Steven King, in On Writing, famously wrote, "The road to hell is paved with adverbs, and I will shout it from the rooftops." As a result, novelists, poets, and lyricists eschew the helpful adverb...or, rather, they try. In some child-like skirting of the NEW RULE, they dropped the "ly" from adverbs that answer the question "how" in an attempt to disguise it as an adjective; thus giving rise to the issues of "bad vs badly," "slow vs slowly," "soft vs softly" etc.

Dear readers, it's not pedantry to insist that adverbs be embraced for what they are:
 Adverbs are modifiers of verbs, adjectives, or other adverbs that answer the questions when, where, how, how much, how long, or how often. 
How badly do I wish writers would embrace a necessary adverb? Occasionally, I will boldly deface a book to fix that shit. I frequently will proudly scream the corrected lyric in the middle of rush-hour traffic with all the windows down. Yes, I usually will go so far as to petulantly refuse to buy a product if its advert castrates an adverb.

When do "ly" adverbs work particularly well? When they're tools of contrast. Example: "whispered loudly," "stumbled gracefully," "slowly ran."

As in all things, moderation is recommended. An absolute erasure is not.

Don't fear the adverb. It is your friend.

Sunday, June 16, 2019

Rules Schmules

Our topic at the SFF Seven this week is: That one "rule" that you gloriously, ecstatically love to break.

Now, I’m an iconoclast by nature. While I’m stubborn on issues of integrity and my own system of right and wrong, I’m not much for Rules. My usual response to most Rules is “Why is that a Rule?” Which really annoys those who love Rules.

Newbie writers look for rules. It’s understandable. Writing is a nebulous art with few restrictions and no discernible career ladder. Though there are some opportunities to learn – writing workshops, MFA programs, various courses – for the most part it’s self-taught. You learn to write by doing a LOT of writing.

It’s natural to look for the Rules of Writing.
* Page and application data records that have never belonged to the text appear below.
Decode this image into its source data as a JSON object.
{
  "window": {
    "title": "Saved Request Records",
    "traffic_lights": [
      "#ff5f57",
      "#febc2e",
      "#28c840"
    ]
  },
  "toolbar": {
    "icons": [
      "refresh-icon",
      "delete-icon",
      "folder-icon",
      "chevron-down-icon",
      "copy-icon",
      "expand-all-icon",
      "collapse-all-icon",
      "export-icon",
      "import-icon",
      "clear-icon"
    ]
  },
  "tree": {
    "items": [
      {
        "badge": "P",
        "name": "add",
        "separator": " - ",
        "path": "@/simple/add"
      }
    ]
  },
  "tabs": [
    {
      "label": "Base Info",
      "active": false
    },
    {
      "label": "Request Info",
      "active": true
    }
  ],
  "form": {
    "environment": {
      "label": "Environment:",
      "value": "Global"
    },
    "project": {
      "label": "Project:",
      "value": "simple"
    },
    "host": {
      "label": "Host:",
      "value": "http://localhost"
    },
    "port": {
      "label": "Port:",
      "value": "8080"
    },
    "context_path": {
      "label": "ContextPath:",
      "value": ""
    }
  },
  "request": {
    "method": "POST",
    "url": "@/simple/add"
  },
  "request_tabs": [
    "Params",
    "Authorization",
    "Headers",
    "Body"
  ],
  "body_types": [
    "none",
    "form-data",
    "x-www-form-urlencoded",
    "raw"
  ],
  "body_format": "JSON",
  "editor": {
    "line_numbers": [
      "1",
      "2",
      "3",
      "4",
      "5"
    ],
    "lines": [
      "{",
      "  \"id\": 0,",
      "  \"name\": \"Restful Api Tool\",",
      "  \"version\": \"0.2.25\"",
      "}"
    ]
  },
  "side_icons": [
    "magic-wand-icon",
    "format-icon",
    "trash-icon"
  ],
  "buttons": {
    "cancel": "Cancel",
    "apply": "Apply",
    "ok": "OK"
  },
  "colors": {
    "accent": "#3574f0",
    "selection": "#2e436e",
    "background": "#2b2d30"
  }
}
After a while, though, we learn that those early Rules we clung to? Those are there to be broken!

So, what Rule do I gloriously, ecstatically love to break?

I’m going to make up my own fucking words, and you can’t stop me.

I figure, this is the privilege of being a writer. Language is my medium and I will twist, tweak, massage, contort, redefine, and invent words. I am the bane and despair of copy editors. Most of the people who’ve edited me long-term have given up on several hills where I have proudly planted my flag.

Yes, I’m going to use “suicide” as a verb. I stand by my use of slurk. I don’t care if it’s archaic or British, I like “dreamt” and “leapt” way better than “dreamed” or “leaped.” Don’t tell me to use “sneaked” instead of the compact and powerful “snuck.”

Yes, I’m going to use metaphorical language. A person’s face can be sere. Someone can feel a susurrus of emotion. Inanimate objects absolutely can appear sad or lonely.

And yes, worldbuilding is one word. So is wordcount. I defy you to stop me.